“If I had product to sell, I could be selling a lot more,” Paul Mangelos said. “But everyone is out of product. … The inventories in the distributors’ warehouses and factories have dried up in a matter of days.”
Stag Arms, one of the nation’s leading makers of the assault rifle, has stopped taking bulk orders on all rifles, according to its website. The company is also working around the clock – three shifts a day, seven days a week – to complete orders placed before the freeze.
With fewer guns and ammunition available, Modesto’s Feliciano Camarillo raced down to Barnwood Arms Wednesday to purchase a pistol before a possible price hike. Or it was gone.
“I’ve always been involved with guns, from hunting to sport shooting.
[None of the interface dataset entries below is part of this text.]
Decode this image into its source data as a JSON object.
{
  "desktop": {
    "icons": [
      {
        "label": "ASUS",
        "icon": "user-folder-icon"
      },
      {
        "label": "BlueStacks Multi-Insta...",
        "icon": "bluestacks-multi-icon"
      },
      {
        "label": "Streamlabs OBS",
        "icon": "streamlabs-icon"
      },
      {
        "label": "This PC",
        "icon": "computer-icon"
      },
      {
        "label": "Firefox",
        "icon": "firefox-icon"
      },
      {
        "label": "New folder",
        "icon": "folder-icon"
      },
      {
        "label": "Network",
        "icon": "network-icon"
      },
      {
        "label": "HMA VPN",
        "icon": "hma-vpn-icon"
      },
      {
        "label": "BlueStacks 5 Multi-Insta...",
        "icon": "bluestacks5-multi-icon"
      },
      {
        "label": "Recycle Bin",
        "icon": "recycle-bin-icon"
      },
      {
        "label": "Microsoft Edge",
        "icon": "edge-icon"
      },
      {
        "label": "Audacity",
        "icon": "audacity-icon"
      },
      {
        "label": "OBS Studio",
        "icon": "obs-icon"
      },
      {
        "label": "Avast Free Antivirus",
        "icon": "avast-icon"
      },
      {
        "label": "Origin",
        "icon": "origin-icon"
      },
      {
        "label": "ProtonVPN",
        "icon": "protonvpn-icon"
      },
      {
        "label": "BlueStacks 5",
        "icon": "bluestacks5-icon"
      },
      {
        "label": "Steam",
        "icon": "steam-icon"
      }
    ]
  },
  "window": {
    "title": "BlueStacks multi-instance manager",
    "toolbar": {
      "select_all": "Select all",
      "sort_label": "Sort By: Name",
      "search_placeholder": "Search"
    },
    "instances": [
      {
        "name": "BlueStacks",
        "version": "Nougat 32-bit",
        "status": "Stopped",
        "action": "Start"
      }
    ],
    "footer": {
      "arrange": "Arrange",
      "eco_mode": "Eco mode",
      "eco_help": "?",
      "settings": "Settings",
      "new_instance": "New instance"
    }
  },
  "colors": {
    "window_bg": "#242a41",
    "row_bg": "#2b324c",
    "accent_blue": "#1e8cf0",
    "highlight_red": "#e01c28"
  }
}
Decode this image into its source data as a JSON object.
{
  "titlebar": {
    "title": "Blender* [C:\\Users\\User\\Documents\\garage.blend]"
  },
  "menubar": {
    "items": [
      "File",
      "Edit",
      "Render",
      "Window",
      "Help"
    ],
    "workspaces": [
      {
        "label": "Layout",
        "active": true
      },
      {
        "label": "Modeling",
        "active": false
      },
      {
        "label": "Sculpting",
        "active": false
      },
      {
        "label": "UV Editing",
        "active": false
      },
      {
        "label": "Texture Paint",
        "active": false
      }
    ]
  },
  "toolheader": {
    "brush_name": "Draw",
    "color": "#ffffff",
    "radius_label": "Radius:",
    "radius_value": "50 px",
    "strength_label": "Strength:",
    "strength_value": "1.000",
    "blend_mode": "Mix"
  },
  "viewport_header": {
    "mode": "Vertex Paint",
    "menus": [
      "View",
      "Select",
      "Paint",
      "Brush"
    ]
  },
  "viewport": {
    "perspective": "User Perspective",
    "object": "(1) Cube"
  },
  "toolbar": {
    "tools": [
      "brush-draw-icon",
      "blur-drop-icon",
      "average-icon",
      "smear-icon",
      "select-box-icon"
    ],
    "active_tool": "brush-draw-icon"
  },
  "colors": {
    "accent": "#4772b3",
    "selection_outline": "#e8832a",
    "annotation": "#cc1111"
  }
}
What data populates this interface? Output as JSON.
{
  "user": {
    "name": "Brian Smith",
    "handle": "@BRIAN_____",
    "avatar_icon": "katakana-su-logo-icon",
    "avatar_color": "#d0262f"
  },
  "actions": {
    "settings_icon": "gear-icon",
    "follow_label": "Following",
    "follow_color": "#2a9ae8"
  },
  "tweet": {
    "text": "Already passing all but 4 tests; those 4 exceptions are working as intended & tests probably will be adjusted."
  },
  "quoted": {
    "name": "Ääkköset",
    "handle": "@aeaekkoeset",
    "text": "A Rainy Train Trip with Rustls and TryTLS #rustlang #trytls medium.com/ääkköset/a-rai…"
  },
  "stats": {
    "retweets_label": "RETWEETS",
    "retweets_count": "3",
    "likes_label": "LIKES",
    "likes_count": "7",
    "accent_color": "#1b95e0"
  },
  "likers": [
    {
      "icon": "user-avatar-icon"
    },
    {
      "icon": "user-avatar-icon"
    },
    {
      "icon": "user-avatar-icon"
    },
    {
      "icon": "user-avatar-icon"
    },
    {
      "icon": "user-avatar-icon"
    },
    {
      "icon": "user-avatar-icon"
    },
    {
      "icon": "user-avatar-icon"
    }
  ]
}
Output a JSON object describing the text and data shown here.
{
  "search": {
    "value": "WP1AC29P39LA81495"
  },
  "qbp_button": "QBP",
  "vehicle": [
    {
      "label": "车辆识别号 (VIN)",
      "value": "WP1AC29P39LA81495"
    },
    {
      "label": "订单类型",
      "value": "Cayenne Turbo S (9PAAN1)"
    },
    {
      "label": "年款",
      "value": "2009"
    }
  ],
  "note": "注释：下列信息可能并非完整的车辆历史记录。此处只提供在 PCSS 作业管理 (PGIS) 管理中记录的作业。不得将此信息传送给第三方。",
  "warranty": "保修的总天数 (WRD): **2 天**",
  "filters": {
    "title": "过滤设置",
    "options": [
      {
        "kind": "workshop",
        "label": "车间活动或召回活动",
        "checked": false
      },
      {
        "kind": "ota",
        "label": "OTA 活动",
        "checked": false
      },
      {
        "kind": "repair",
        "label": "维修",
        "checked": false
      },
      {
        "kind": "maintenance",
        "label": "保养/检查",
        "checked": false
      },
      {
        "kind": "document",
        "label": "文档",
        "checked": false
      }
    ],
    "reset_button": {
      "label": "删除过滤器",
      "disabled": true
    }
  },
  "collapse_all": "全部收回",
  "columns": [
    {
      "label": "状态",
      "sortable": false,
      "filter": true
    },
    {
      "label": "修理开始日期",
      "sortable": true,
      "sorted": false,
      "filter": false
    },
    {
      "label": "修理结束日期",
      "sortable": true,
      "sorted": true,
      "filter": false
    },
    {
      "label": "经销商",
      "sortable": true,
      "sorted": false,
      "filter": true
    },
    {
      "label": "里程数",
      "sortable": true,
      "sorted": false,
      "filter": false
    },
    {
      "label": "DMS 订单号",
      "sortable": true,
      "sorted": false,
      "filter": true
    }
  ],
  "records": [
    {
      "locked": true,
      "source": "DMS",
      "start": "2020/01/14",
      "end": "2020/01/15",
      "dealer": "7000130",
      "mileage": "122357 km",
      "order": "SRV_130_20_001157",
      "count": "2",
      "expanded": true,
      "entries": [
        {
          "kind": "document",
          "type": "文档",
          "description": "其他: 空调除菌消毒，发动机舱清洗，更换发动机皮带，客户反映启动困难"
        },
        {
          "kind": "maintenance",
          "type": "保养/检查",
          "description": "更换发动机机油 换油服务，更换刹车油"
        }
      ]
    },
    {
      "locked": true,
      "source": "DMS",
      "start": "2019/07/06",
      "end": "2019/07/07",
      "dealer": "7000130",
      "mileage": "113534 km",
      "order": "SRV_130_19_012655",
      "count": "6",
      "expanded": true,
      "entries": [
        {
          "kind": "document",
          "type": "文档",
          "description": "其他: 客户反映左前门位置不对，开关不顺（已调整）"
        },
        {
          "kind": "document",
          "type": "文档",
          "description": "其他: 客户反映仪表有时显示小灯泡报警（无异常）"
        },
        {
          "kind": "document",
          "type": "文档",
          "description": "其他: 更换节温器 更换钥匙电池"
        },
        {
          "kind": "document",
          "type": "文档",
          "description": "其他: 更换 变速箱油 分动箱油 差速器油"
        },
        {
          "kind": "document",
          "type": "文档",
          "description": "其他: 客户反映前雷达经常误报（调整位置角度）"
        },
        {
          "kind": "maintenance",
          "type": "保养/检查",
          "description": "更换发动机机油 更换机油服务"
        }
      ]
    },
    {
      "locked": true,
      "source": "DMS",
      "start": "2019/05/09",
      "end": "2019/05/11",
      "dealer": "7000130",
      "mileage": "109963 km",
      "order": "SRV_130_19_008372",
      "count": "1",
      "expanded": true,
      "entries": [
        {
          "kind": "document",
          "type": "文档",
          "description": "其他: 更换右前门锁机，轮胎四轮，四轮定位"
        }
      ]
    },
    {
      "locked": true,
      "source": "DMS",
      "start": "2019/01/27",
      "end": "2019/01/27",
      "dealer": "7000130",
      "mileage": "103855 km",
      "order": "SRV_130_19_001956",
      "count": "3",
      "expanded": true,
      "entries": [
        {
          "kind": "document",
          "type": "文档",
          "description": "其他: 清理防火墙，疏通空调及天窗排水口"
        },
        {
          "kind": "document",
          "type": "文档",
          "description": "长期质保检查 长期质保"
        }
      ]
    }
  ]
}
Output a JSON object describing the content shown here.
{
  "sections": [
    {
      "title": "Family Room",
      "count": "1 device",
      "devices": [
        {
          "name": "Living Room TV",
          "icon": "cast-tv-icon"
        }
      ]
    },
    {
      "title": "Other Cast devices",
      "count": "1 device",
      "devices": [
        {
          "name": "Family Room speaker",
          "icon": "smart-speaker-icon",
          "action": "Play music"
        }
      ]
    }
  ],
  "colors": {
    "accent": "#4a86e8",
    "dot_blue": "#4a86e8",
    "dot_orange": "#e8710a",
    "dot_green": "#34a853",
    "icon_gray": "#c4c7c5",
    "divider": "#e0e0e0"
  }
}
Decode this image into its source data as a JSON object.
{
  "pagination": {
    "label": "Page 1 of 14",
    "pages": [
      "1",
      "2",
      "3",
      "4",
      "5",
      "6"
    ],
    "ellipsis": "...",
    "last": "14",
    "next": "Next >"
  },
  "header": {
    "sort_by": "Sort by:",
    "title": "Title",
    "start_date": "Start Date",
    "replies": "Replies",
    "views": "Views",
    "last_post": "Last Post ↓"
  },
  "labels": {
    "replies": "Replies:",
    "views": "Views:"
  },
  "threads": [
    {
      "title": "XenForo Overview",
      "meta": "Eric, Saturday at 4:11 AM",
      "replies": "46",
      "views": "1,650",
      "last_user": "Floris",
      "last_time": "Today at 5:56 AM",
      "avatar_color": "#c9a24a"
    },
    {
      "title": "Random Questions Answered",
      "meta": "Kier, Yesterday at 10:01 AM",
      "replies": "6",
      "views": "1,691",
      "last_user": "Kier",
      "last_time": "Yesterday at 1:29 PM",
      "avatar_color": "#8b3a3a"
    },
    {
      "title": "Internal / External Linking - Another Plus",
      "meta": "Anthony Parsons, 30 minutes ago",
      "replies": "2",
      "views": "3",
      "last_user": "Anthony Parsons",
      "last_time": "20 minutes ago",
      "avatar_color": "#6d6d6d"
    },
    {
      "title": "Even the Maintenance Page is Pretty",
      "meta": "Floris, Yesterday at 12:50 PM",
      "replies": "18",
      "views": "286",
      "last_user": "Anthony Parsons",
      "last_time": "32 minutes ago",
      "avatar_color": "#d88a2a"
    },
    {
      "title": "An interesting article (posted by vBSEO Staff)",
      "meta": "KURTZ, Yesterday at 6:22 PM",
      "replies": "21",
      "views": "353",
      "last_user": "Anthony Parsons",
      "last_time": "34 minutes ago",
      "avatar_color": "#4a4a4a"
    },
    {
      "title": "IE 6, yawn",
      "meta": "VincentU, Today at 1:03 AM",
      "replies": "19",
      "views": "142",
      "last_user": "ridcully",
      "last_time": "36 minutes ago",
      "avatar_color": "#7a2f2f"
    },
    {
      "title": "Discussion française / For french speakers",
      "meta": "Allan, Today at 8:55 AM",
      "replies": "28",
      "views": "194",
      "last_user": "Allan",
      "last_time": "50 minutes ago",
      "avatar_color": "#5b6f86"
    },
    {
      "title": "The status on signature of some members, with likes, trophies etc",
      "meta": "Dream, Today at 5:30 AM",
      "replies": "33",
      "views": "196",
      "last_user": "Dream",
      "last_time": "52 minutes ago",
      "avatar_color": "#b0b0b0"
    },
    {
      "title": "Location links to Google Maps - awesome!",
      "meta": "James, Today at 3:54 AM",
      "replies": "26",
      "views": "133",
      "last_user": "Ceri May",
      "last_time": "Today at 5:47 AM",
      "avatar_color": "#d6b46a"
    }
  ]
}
With everything going on right now, you see everything doubling in price,” he said. “Even ammunition is twice as much.
“It makes you think” about buying now, “especially if you don’t have that extra money.”
Hodder observed the feeding frenzy –customers cradling shotguns, feeling the weight of a pistol in their hand, and fiddling with cartridges. He noticed more blue velvet liner than cold steel in the counters.
And he was there when Barnwood Arms salesman Larry Cruce placed an AR-15 in the hands of Kristi Kramur.
Kramur was shopping for her first gun and was clearly overwhelmed by the weight and ferocity of the assault rifle.
“It’s a cannon,” she said.
Hodder tends to agree.
“It’s the election, coupled with tragedy and the holiday. The combination of the three is why Barnwood is almost sold out,” Hodder said. “When I was in here two weeks ago, they had a clipboard with people on a wait list for ARs. People are afraid that right might be taken away … that they’ll be banned altogether.”